As a little kid, I remember being bundled up with the rest of my six siblings and piling into our van and driving through the cold, slushy Ohio weather to attend a Christmas show called "The Living Christmas Tree." Part pageant, part musical extravaganza, thousands would crowd into Grace Brethren Church to celebrate Christmas together. Another year, a similar scene was reenacted as we saw CCM all-stars perform Handel’s Young Messiah. It certainly wasn’t the music, it wasn’t the performance; rather there was something about celebrating Christmas in musical community that was simply right.

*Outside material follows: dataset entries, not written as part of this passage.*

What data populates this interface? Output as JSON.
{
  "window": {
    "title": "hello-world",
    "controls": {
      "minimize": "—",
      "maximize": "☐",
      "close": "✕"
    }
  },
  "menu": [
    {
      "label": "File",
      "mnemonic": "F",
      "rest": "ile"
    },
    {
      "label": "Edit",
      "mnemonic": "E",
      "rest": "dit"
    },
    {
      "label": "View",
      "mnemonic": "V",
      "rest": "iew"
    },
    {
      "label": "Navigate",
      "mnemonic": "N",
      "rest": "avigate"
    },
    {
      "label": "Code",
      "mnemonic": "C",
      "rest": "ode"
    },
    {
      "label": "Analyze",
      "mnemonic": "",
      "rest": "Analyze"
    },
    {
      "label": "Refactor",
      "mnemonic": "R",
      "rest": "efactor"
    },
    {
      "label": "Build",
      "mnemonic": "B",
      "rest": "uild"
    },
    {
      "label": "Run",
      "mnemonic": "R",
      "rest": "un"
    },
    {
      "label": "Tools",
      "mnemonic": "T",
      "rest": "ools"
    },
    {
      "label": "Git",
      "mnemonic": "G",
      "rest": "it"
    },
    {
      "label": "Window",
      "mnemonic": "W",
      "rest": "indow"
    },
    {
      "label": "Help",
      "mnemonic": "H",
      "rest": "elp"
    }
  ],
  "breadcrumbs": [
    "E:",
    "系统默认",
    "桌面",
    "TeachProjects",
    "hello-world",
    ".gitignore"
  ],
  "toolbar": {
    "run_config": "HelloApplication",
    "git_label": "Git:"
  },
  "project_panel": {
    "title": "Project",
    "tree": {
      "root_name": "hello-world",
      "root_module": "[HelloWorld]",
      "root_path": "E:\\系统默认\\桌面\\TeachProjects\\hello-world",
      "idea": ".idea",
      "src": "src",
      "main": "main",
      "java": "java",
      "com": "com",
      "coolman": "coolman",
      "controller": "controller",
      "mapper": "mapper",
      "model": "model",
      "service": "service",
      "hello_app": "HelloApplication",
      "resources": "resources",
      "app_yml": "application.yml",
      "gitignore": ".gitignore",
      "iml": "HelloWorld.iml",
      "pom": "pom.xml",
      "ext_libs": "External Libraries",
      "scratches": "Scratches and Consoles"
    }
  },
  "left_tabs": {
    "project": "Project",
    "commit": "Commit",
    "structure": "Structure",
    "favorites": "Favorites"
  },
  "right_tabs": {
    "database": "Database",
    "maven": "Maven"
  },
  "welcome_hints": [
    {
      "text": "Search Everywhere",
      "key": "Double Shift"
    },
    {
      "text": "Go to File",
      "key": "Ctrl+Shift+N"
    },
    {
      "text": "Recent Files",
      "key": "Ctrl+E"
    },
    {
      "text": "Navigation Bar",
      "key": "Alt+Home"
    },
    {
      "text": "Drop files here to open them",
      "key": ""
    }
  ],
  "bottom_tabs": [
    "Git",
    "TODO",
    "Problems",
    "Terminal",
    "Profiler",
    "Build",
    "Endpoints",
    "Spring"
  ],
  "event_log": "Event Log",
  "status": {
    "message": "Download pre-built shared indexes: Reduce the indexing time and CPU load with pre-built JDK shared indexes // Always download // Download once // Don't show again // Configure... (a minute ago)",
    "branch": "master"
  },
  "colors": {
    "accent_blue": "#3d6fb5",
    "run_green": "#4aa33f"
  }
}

December brings a lot of things that people don’t enjoy and love to rail against: commercialism, “Happy Holidays!” instead of “Merry Christmas,” and Kenny G releasing yet another holiday album. But there is also the Christmas spirit, when “Faithful friends who are dear to us, gather near to us once more.” Even if you are sick of Christmas carols by the time Dec. 25 arrives, these songs continue to be played because they touch on eternal truths buried in the commonplace.
There’s a reason that Christmas peels back the layers of life and shows community in a unique way. We celebrate Christmas in honor of Jesus Christ being born a baby in a manger, of God being made flesh. One of the many beautifully painful things the incarnated Christ did was to knit together a patchwork of people from very different cultures into His church. Just look at the motley crew of apostles—a tax collector, a couple hardheaded brothers, fishermen, a former Pharisee. Even within the “homogeneous” land of Israel, this ragtag group became the builders of the early Church.
This community was built through the life death, and resurrection of the child born in Bethlehem, the God-man Jesus. There is a reason friends gather to sing Christmas carols. We don’t gather to sing Thanksgiving songs or even Easter songs, but we do for Christmas. Perhaps it is because the birth of Jesus was celebrated in community and with song. When the birth was announced to the shepherds, pastor Russ Ramsey says, “It was as if there were millions of angels hiding just behind some celestial corner, and once they heard, ‘Unto you is born this day a Savior, who is Christ the Lord!’ they were unable to contain their joy any longer and all rushed in, praising God, singing, ‘Glory to God in the highest, and on earth peace among those with whom He is pleased.’” And then the shepherds, en masse, went to celebrate with Mary and Joseph. I don’t know if shepherds can carry a tune, but I am sure if they could, they probably tried to imitate those angels.
Christmas is meant to be celebrated in musical community and there are artists out there who are doing just that. This year, among others, there is the fantastic Salvation is Created compilation by Bifrost Arts [see our review]. And Andrew Peterson, of the Square Peg Alliance, released a 10th anniversary re-mastered version of his Christmas masterpiece Behold the Lamb Of God. In the yearly tour, he recreates what was so beautiful about my childhood Christmas concerts; not only has it told the tale of Christ with artists like Derek Webb, Alison Krauss, Pierce Pettis, Randall Goodgame, Bebo Norman, Buddy Miller, Mindy Smith and two-thirds of Nickel Creek, but it is done in a way that connects the audience to the story. Perhaps that is why it is so fitting that the concerts end with the audience singing “O Come All Ye Faithful” and the band dimming the lights and walking off the stage while the singing is still going on. They become part of the community that is not there to worship them, but to worship the One who inspires the songs.
Peterson says that in the five years of shaping what became Behold, he “began to discover the blessing of artistic community. You see, by then I no longer felt ownership of the project. I was compelled to tell Jesus’ story with the gifts He gave me–the biggest of those not being my songwriting at all but the community of the Kingdom itself. And telling that story hundreds of times has changed me. I love the Gospel more for it.” Perhaps that is part of the reason Christmas is so special. We cannot take ownership of Christ’s birth; we can’t point to what we did to help it come about or the program we planned to release it to the masses. All we can do is celebrate God’s plan in action.